Moving from WordPress to Shopify

Last November I took up a new job as a support developer that assisted people using Shopify themes, given my background as a front-end development that mainly worked on WordPress, here are some comparisons I discovered between them.

What I have liked in Shopify

Some of the first things that I came to enjoy in Shopify is that everything was hosted through Shopify’s CDN, there was no need to setup servers, moving files around from a local machine to a remote machine which was usually required when using WordPress. As a front end developer this was a breath of fresh air, my forte is in HTML, CSS and JavaScript, having to move things around from server to server was not the highlight of my work.

Another cool feature of Shopify is the code editor embedded into the store, this allows themes to be updated immediately without having to uploading updated files to the server.

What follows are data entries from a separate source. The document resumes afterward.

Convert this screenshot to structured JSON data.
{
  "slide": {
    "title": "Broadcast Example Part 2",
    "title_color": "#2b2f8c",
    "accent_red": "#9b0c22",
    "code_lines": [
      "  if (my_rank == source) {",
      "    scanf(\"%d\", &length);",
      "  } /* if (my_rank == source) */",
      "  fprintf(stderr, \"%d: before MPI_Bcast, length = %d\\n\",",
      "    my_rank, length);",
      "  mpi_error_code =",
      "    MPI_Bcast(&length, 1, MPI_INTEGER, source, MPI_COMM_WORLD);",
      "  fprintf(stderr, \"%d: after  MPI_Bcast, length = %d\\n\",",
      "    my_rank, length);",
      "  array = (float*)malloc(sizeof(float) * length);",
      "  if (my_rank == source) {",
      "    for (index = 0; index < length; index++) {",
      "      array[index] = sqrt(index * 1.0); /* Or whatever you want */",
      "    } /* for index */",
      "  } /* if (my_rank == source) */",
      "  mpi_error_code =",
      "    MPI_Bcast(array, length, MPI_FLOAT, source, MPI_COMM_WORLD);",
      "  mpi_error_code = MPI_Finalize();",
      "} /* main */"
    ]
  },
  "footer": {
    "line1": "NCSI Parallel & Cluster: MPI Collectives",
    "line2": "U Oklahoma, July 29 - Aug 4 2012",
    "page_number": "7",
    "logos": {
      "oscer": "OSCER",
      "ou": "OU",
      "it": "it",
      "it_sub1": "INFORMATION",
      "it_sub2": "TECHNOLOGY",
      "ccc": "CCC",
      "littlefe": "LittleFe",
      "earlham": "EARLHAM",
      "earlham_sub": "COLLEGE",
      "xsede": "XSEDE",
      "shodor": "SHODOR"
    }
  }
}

WordPress also has the ability to edit the theme code from the WordPress admin, however the code editor that Shopify uses seems to have cooler features such as:

While the code editor is easy to access, it however can be too easy, this can be dangerous with non-tech savvy merchants that use Shopify, this makes me see the value is hiding the embedded code editor which WordPress does initially.

What could be better

One feature that WordPress has that Shopify does not have is the ability to have what is called “child themes”, this allowed me to inherit a themes styles and modify it without directly the underlying base theme. Shopify does not have child themes so instead it is best to make a duplicate of the theme, work on it, then publish it to take the place of the live theme. This works well and in some perspective even is even a more simpler way of modifying code.

Another feature which WordPress seems to have an upper hand is that the theme’s have the option to be updated or not. While it is generally good to update, there are many merchants who like to “set it and forget it”, however occasionally Shopify will have an update across all stores, with WordPress it is possible to simply not update the code. This argument can be turned around however, because when using WordPress updating WooCommerce would require making changes to the theme, in Shopify they make the system-wide updated for you.


Both platforms have pros and cons however have found that Liquid and the Shopify platform really delightful, I would argue that WordPress allows for more granular controls however at the same time Shopify provides many features which circumvent the need of some of the granular features seen in WordPress.